◆ Stored entries
########

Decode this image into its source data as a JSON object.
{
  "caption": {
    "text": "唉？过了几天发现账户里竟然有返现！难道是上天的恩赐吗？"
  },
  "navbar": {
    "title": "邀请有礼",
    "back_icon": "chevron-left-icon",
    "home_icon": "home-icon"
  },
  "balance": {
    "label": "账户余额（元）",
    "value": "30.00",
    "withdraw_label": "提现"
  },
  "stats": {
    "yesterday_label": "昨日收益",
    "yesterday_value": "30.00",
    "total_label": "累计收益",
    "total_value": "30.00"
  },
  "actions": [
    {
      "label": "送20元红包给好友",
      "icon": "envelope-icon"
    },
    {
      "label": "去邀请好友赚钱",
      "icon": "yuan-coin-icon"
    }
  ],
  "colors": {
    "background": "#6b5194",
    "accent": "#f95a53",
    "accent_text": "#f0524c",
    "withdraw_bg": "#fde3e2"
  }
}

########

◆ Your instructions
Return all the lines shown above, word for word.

◆ Answer to this problem
Decode this image into its source data as a JSON object.
{
  "caption": {
    "text": "唉？过了几天发现账户里竟然有返现！难道是上天的恩赐吗？"
  },
  "navbar": {
    "title": "邀请有礼",
    "back_icon": "chevron-left-icon",
    "home_icon": "home-icon"
  },
  "balance": {
    "label": "账户余额（元）",
    "value": "30.00",
    "withdraw_label": "提现"
  },
  "stats": {
    "yesterday_label": "昨日收益",
    "yesterday_value": "30.00",
    "total_label": "累计收益",
    "total_value": "30.00"
  },
  "actions": [
    {
      "label": "送20元红包给好友",
      "icon": "envelope-icon"
    },
    {
      "label": "去邀请好友赚钱",
      "icon": "yuan-coin-icon"
    }
  ],
  "colors": {
    "background": "#6b5194",
    "accent": "#f95a53",
    "accent_text": "#f0524c",
    "withdraw_bg": "#fde3e2"
  }
}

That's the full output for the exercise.